● **Work instructions**
Your response should consist of every record, exactly as given.

● **Extracted entries**

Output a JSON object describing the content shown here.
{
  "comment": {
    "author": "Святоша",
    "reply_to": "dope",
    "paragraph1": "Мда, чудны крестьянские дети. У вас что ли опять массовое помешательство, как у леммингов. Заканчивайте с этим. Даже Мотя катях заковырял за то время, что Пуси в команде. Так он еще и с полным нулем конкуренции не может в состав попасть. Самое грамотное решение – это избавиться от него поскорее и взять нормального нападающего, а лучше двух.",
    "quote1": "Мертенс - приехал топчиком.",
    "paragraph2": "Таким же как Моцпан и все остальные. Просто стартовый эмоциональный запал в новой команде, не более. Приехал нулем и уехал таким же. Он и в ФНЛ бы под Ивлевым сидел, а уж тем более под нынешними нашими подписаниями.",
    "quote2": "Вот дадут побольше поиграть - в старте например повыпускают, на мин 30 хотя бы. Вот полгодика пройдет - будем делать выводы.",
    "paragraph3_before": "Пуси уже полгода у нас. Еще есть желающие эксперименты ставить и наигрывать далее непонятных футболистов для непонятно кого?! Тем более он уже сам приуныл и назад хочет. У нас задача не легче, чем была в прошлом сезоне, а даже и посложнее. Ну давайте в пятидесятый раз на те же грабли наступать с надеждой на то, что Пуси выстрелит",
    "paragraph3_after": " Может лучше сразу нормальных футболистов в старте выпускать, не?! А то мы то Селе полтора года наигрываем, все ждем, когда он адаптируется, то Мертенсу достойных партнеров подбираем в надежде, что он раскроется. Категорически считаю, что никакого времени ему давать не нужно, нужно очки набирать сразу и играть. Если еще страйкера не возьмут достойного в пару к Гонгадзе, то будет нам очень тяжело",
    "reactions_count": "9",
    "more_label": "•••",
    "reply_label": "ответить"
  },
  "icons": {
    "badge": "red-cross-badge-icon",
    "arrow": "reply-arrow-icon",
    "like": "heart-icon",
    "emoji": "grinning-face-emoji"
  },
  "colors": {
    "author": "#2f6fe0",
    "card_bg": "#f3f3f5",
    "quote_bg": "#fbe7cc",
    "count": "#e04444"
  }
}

● **Answer section**
Output a JSON object describing the content shown here.
{
  "comment": {
    "author": "Святоша",
    "reply_to": "dope",
    "paragraph1": "Мда, чудны крестьянские дети. У вас что ли опять массовое помешательство, как у леммингов. Заканчивайте с этим. Даже Мотя катях заковырял за то время, что Пуси в команде. Так он еще и с полным нулем конкуренции не может в состав попасть. Самое грамотное решение – это избавиться от него поскорее и взять нормального нападающего, а лучше двух.",
    "quote1": "Мертенс - приехал топчиком.",
    "paragraph2": "Таким же как Моцпан и все остальные. Просто стартовый эмоциональный запал в новой команде, не более. Приехал нулем и уехал таким же. Он и в ФНЛ бы под Ивлевым сидел, а уж тем более под нынешними нашими подписаниями.",
    "quote2": "Вот дадут побольше поиграть - в старте например повыпускают, на мин 30 хотя бы. Вот полгодика пройдет - будем делать выводы.",
    "paragraph3_before": "Пуси уже полгода у нас. Еще есть желающие эксперименты ставить и наигрывать далее непонятных футболистов для непонятно кого?! Тем более он уже сам приуныл и назад хочет. У нас задача не легче, чем была в прошлом сезоне, а даже и посложнее. Ну давайте в пятидесятый раз на те же грабли наступать с надеждой на то, что Пуси выстрелит",
    "paragraph3_after": " Может лучше сразу нормальных футболистов в старте выпускать, не?! А то мы то Селе полтора года наигрываем, все ждем, когда он адаптируется, то Мертенсу достойных партнеров подбираем в надежде, что он раскроется. Категорически считаю, что никакого времени ему давать не нужно, нужно очки набирать сразу и играть. Если еще страйкера не возьмут достойного в пару к Гонгадзе, то будет нам очень тяжело",
    "reactions_count": "9",
    "more_label": "•••",
    "reply_label": "ответить"
  },
  "icons": {
    "badge": "red-cross-badge-icon",
    "arrow": "reply-arrow-icon",
    "like": "heart-icon",
    "emoji": "grinning-face-emoji"
  },
  "colors": {
    "author": "#2f6fe0",
    "card_bg": "#f3f3f5",
    "quote_bg": "#fbe7cc",
    "count": "#e04444"
  }
}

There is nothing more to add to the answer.